Report how many lines in the data below hold the string "value". Nothing else should appear in the answer.

── Recorded data ──

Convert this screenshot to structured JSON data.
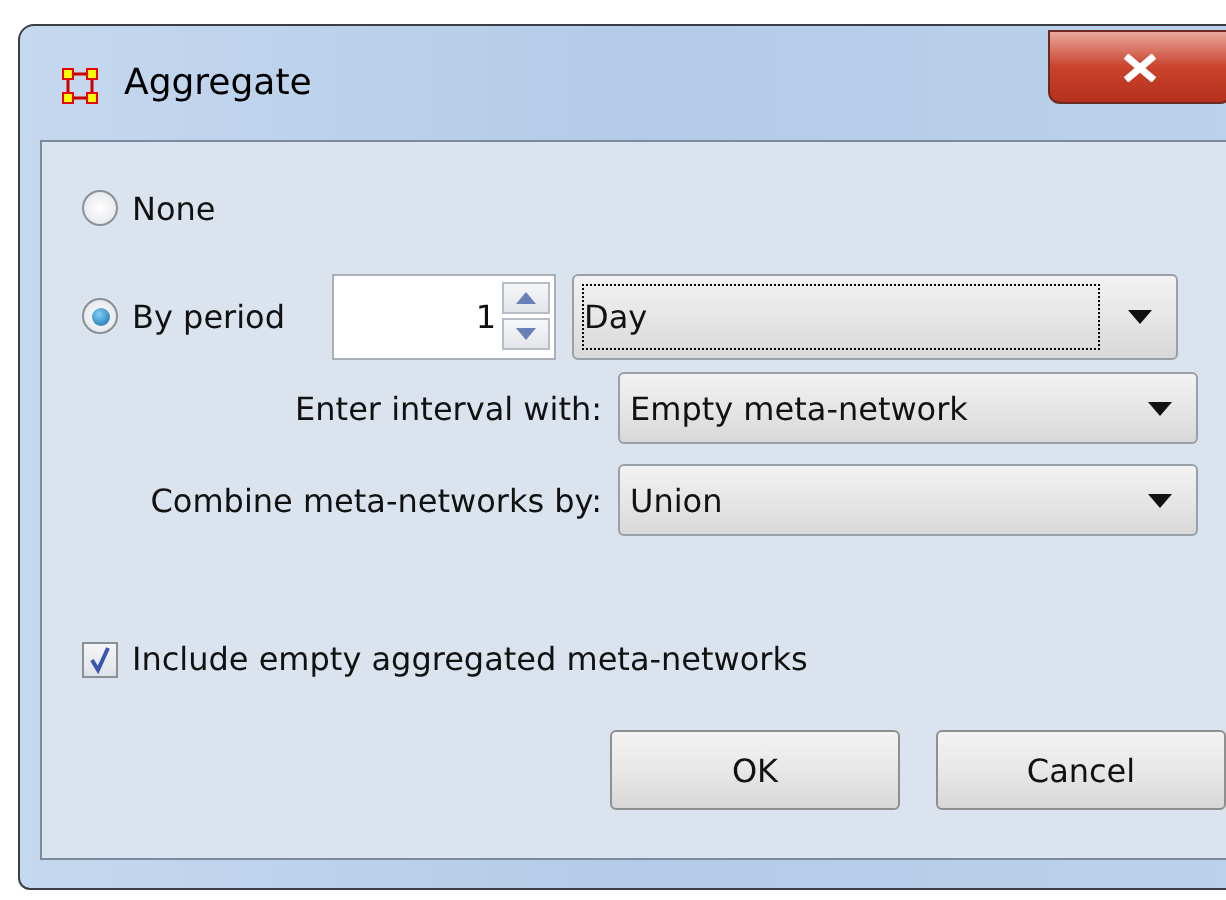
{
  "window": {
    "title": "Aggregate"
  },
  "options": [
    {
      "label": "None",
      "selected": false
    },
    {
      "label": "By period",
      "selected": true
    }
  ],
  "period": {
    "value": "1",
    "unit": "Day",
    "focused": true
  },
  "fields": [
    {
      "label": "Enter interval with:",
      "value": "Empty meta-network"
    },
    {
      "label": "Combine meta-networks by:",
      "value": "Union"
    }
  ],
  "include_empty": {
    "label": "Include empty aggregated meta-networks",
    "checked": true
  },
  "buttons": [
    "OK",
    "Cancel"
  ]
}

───

Result below: 3